Instructions to follow:
Every line containing the string "screenshot" is to be copied from the records.

* * *

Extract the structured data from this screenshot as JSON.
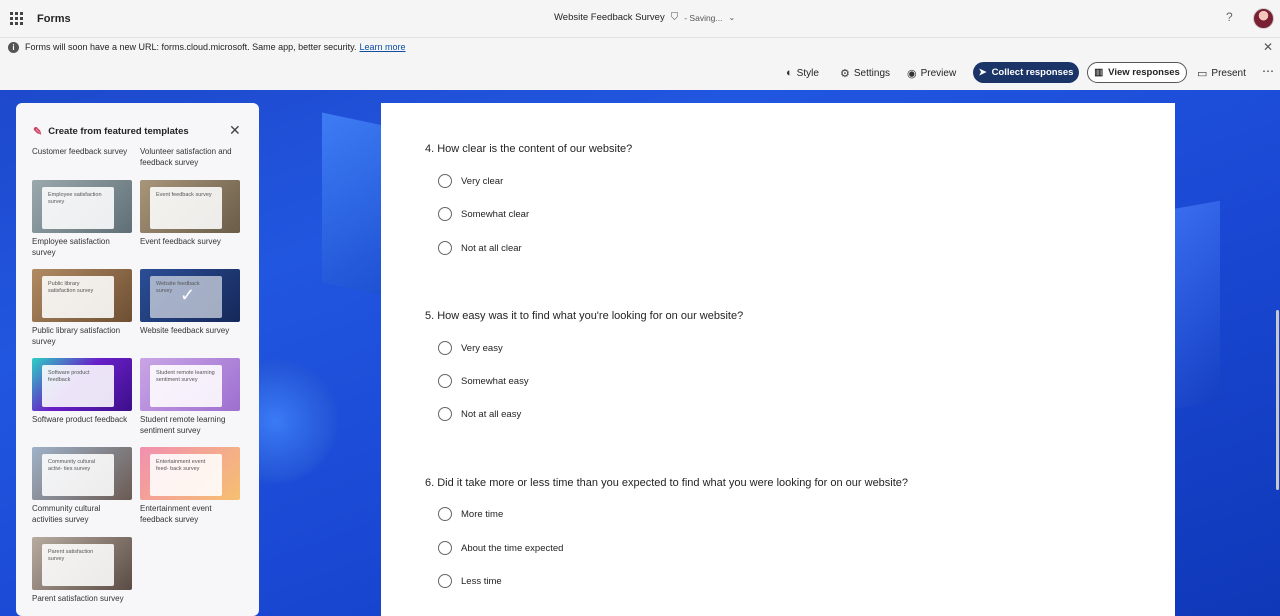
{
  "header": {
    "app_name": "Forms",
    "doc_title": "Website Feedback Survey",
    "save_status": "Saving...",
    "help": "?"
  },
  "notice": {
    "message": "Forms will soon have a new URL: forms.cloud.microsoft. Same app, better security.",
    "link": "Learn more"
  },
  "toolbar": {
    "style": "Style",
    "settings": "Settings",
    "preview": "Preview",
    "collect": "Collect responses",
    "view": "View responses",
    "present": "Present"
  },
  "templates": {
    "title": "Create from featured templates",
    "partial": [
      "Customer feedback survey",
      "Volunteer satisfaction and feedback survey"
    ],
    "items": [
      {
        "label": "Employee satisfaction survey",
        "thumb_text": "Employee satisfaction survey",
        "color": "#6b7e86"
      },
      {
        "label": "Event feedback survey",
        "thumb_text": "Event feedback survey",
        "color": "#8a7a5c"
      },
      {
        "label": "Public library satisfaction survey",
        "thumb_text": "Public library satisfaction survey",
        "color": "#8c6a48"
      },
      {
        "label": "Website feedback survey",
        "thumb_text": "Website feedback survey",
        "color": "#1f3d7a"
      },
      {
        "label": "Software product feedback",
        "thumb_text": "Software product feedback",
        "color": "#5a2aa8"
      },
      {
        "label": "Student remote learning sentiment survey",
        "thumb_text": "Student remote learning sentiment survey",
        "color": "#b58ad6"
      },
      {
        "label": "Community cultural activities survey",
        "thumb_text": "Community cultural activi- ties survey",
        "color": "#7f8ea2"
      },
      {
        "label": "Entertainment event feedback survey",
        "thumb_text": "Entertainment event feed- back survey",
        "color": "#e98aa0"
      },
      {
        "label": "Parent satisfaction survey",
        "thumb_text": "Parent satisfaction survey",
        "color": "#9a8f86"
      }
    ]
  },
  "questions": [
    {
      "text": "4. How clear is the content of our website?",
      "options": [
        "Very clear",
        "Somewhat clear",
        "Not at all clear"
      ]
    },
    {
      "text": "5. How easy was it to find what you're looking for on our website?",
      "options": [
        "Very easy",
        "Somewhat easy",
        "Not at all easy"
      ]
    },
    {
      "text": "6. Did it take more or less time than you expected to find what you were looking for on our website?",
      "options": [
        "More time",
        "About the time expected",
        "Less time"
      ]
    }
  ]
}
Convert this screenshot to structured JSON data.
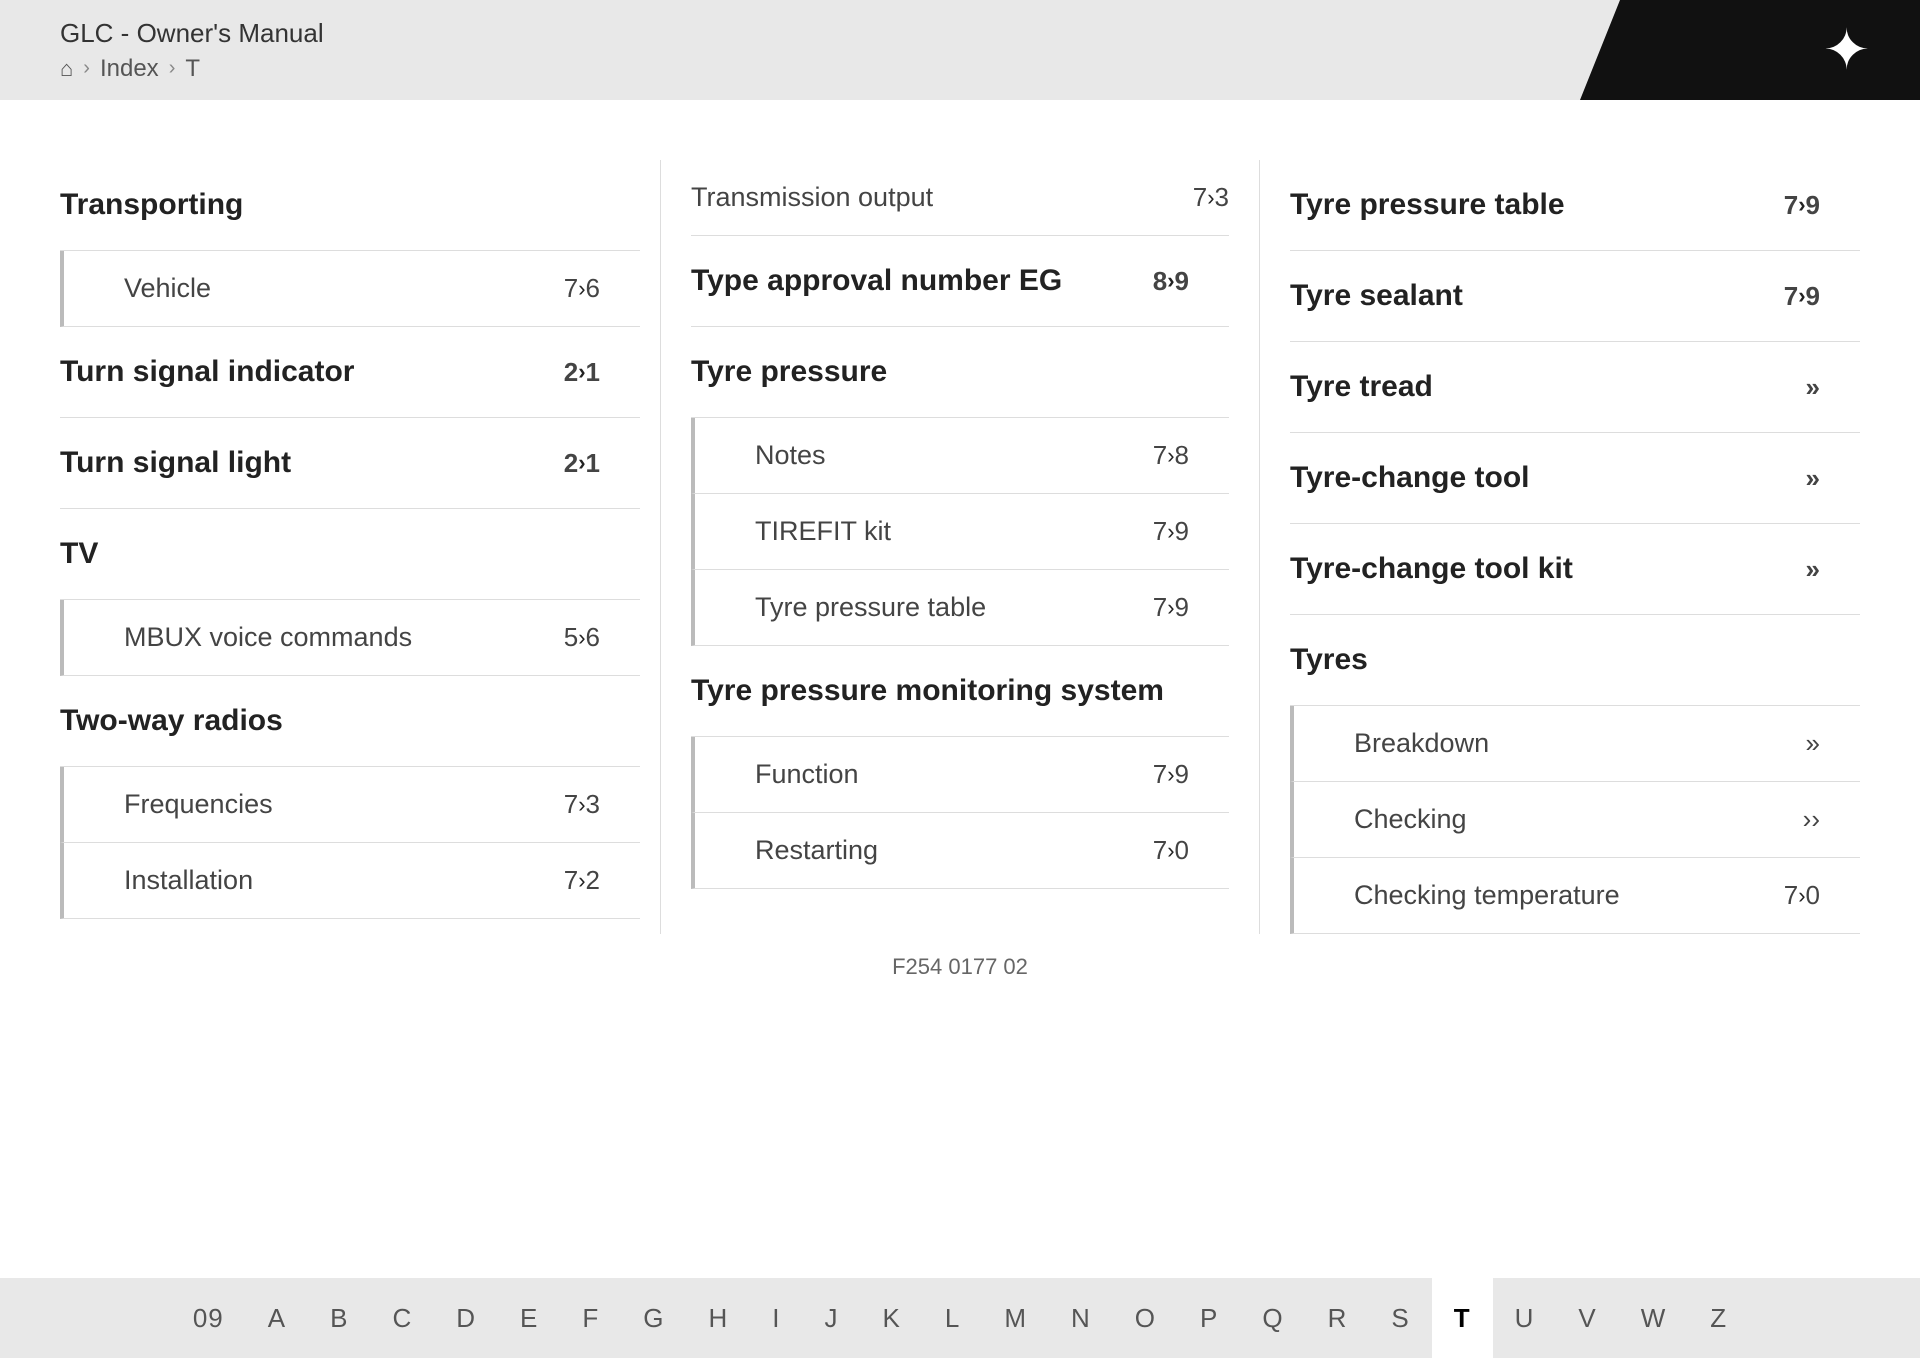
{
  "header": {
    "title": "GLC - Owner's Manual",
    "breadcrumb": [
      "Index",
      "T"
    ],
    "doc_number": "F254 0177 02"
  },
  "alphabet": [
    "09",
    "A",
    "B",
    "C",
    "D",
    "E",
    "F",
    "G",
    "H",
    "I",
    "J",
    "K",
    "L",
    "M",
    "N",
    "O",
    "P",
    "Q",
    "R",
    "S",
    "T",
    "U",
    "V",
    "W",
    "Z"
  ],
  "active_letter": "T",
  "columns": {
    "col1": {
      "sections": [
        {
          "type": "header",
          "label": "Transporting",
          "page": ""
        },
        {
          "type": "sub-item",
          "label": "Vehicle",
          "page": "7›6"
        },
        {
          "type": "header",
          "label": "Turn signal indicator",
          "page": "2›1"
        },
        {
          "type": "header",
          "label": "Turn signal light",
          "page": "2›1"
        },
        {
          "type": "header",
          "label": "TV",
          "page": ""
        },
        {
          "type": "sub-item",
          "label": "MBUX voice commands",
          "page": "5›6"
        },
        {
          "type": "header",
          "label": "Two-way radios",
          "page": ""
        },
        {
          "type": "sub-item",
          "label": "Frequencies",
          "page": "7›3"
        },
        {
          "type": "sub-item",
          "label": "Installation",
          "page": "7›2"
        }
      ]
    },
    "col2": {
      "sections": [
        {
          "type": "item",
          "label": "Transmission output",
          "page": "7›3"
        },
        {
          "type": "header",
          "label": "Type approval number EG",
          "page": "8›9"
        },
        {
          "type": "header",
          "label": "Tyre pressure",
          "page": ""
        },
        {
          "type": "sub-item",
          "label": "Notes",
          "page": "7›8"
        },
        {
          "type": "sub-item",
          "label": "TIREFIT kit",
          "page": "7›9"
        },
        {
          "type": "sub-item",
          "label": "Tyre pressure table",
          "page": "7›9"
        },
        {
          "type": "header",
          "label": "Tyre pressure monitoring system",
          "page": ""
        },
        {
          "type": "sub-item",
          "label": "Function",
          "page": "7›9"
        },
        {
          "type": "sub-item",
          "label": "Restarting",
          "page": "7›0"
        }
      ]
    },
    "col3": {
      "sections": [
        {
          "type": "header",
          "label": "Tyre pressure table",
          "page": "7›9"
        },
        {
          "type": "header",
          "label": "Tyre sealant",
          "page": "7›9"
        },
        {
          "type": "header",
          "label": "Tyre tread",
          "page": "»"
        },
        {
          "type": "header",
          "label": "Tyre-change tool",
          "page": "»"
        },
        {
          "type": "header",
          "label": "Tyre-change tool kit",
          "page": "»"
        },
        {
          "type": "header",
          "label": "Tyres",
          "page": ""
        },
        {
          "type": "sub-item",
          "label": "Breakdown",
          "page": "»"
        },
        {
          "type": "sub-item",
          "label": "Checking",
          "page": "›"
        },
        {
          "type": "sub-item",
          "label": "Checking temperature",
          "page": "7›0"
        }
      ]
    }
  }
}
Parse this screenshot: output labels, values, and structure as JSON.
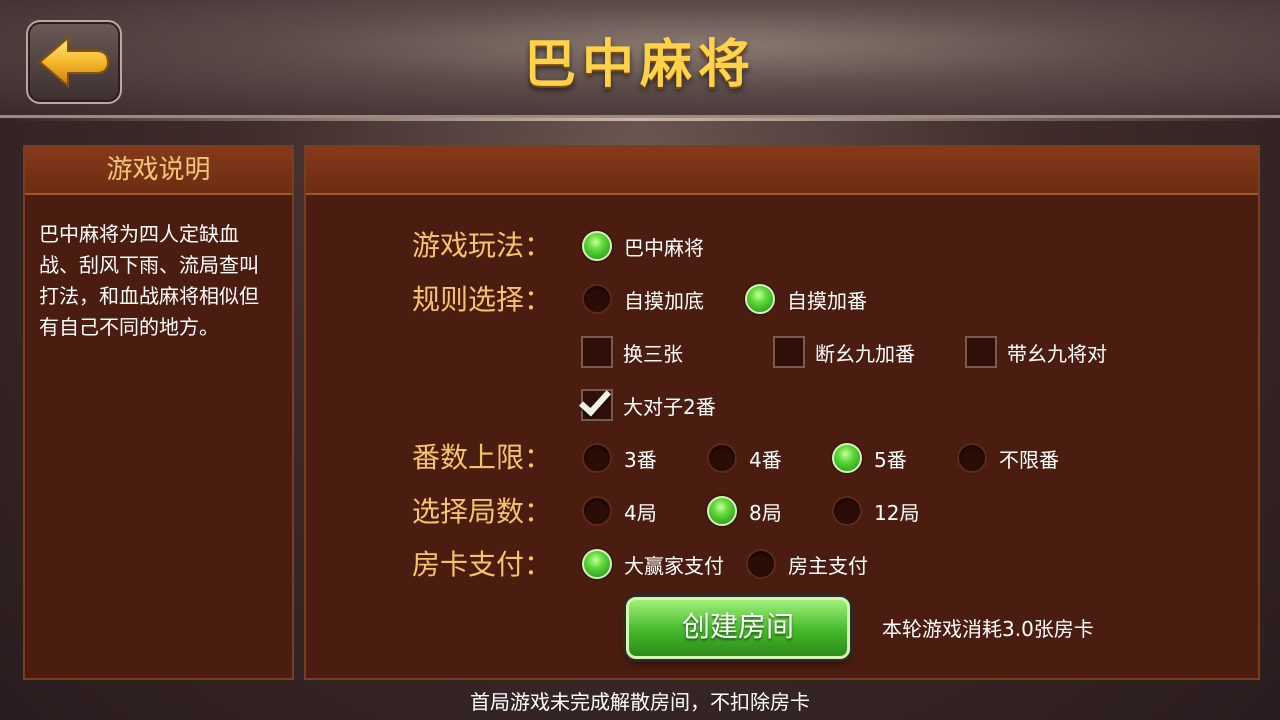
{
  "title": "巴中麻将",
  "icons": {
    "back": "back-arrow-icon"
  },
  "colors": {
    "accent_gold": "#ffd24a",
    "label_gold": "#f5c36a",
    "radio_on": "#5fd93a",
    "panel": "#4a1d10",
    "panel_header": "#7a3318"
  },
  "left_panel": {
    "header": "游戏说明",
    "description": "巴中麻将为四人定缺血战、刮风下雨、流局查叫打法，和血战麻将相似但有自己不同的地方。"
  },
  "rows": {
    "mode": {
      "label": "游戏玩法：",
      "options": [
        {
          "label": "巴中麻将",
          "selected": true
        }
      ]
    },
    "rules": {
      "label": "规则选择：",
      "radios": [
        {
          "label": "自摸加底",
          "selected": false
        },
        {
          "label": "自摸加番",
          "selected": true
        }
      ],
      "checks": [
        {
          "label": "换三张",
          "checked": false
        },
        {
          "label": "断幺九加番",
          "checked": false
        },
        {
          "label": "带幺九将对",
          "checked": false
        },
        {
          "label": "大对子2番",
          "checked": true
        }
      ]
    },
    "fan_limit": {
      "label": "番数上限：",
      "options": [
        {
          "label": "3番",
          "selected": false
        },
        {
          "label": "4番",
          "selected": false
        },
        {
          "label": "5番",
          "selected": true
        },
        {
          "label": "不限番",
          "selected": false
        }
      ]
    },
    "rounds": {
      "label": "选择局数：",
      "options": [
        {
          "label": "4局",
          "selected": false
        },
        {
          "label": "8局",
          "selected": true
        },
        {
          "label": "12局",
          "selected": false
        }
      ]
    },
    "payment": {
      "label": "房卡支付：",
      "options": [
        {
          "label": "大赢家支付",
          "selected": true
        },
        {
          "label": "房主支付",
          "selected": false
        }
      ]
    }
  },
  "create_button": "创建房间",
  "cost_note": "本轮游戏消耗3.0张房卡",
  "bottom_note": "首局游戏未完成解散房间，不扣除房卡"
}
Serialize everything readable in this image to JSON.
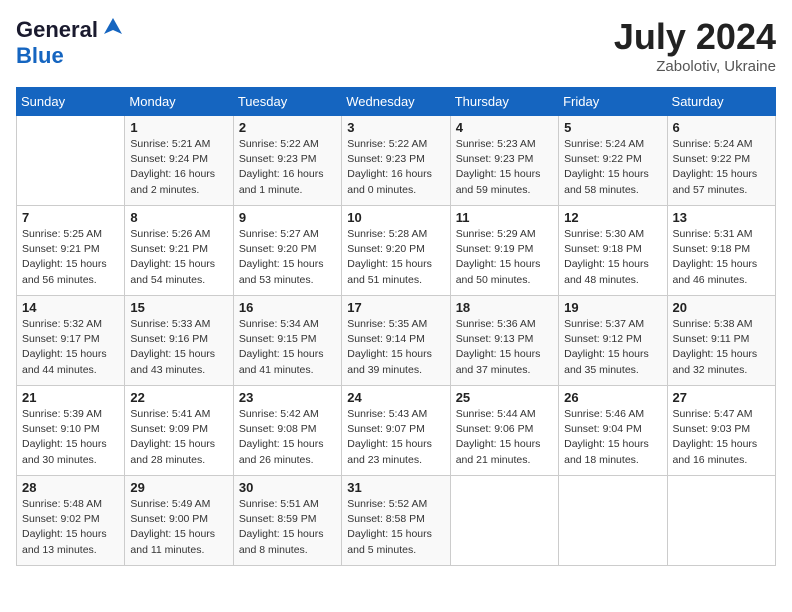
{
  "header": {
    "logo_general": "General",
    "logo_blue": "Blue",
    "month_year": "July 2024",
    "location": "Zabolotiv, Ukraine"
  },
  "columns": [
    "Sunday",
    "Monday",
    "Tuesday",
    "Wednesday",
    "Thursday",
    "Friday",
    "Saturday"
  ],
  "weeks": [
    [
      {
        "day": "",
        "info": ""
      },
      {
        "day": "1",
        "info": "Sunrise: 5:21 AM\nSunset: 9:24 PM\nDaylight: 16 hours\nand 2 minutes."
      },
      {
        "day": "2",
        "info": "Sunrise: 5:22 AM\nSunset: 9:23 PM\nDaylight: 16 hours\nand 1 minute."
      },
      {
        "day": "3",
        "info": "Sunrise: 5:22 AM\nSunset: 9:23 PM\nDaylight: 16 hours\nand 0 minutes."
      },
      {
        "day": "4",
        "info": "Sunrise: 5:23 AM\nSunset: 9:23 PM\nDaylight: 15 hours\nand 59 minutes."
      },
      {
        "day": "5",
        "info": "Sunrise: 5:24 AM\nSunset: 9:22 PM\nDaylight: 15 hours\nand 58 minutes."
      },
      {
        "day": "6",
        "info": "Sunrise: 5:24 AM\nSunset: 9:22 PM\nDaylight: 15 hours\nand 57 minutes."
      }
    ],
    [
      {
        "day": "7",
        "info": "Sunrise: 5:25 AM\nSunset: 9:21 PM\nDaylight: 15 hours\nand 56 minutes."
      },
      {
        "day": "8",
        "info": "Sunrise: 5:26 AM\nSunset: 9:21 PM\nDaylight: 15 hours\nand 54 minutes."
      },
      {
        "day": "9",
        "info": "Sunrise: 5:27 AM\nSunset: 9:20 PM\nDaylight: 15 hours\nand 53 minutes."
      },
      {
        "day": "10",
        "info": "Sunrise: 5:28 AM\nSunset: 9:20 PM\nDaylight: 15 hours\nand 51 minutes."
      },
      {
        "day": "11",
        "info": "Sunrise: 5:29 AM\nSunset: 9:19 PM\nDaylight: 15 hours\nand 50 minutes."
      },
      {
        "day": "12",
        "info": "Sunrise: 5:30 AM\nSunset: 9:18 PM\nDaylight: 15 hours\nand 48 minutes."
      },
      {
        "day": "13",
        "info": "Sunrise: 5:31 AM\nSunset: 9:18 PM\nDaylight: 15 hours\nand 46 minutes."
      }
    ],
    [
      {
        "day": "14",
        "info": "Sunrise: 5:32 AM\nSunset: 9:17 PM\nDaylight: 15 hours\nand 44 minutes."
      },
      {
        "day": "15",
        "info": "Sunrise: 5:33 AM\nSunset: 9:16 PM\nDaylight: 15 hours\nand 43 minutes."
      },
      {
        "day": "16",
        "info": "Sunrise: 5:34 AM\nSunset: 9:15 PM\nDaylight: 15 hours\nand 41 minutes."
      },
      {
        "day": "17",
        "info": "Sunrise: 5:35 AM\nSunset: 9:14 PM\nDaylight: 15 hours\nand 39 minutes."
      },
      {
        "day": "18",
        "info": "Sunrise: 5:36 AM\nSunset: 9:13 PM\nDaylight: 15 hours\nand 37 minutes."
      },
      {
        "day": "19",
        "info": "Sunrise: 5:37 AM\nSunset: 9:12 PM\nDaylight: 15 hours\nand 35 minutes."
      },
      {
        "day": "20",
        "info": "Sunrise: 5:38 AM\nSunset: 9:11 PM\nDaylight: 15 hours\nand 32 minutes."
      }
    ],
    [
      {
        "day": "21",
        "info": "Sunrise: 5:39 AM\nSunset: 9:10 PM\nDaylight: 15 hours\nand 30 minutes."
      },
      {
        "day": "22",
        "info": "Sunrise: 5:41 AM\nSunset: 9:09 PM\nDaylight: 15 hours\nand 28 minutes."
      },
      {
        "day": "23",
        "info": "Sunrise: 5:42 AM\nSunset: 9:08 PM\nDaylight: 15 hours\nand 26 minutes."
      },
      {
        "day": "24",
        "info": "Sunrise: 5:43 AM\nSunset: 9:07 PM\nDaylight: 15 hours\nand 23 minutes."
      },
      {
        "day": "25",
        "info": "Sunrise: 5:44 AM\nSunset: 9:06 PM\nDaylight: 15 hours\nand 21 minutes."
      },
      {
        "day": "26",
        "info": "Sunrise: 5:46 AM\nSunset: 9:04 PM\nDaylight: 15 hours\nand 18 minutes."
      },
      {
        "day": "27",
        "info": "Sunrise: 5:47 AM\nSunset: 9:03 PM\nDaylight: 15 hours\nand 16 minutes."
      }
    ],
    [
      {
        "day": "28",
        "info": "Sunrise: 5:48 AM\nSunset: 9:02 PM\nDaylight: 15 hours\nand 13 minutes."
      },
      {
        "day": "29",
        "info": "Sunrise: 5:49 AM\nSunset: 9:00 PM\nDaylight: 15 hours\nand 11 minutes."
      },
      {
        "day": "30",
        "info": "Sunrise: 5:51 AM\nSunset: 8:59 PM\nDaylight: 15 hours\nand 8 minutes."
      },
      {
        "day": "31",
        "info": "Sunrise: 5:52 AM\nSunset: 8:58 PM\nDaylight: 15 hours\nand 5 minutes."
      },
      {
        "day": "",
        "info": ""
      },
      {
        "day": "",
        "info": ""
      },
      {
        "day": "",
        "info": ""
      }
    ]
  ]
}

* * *

Task output:
Extract the structured data from this screenshot as JSON.
Convert this screenshot to structured JSON data.
Parse this screenshot: output labels, values, and structure as JSON.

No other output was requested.